Scan the lines below for the string "tools" and report how many lines contain it, giving only the number.
== Provided records ==
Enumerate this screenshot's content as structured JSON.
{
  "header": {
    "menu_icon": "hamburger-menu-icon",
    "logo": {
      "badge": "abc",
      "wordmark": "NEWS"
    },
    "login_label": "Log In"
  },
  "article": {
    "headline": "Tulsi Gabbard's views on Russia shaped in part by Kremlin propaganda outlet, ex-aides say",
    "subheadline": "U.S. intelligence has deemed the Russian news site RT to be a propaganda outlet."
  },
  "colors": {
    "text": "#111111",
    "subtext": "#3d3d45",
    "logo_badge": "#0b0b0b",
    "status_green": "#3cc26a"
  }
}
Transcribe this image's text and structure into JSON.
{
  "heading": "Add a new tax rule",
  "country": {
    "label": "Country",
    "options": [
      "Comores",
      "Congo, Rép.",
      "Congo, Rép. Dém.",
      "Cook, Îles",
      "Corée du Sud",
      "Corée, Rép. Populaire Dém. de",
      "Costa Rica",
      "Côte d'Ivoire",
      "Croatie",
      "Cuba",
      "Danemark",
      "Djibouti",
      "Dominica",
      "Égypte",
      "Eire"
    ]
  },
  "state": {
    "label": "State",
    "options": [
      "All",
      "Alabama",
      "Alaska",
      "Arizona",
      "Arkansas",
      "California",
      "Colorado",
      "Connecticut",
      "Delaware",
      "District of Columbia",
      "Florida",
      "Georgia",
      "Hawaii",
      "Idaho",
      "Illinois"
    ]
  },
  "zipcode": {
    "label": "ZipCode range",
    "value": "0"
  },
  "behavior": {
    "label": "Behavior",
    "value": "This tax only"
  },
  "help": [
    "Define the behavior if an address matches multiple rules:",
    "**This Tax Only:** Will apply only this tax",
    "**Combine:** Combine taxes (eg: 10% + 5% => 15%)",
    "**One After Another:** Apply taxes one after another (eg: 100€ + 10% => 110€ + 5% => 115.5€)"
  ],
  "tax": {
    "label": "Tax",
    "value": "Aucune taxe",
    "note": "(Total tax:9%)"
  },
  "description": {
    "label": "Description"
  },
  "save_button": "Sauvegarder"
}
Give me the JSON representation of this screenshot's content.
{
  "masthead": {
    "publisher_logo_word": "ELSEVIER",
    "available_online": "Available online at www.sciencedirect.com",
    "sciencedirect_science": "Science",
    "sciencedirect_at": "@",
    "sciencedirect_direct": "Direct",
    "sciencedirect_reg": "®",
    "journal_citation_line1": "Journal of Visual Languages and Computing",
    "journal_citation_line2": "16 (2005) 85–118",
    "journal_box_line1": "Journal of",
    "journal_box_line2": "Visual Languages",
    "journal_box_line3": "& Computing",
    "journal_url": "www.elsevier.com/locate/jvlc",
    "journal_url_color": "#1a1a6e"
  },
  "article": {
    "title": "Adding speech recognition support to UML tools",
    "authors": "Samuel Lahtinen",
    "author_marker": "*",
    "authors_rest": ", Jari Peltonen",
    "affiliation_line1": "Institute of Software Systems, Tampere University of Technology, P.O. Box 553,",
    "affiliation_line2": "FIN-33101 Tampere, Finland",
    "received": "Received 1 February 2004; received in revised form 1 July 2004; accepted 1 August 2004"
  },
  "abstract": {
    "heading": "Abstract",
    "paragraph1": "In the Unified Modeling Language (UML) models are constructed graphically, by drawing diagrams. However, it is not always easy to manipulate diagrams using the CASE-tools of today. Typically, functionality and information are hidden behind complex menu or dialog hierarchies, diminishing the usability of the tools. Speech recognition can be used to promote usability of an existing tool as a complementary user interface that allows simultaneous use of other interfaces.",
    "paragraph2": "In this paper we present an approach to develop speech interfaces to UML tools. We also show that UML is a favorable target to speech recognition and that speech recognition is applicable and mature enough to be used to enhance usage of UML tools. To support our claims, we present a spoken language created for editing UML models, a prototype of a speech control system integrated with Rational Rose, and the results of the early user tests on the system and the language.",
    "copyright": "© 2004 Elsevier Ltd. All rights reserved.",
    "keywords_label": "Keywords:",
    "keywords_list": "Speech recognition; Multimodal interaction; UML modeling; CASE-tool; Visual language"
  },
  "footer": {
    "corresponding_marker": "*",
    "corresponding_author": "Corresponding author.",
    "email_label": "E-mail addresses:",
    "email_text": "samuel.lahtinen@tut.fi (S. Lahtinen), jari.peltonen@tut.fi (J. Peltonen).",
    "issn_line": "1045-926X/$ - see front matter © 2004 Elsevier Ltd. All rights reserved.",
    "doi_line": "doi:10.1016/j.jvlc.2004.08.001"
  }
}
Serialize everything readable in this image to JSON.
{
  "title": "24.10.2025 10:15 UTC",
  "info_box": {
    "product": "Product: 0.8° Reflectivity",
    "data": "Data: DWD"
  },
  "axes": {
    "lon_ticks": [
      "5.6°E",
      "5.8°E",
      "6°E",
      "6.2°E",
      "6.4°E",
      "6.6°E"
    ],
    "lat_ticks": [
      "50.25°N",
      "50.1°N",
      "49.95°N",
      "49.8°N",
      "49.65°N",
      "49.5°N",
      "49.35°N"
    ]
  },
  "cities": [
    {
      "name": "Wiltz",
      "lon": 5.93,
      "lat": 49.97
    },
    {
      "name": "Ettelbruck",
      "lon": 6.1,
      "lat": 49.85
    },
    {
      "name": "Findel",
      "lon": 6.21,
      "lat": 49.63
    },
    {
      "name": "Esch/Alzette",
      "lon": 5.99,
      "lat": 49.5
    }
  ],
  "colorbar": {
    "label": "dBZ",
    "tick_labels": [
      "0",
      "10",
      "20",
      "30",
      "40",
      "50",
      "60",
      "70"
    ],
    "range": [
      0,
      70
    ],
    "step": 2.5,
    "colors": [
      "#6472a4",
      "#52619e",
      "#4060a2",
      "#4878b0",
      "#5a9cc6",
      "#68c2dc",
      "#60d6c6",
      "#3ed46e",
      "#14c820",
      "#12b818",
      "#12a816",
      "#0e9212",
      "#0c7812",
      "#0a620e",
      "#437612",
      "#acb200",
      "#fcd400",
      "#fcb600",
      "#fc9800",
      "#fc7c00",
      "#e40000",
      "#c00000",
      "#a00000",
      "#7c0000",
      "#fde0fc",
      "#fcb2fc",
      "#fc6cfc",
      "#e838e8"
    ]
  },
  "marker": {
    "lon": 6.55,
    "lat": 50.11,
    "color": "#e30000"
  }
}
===
Response to this task :: 3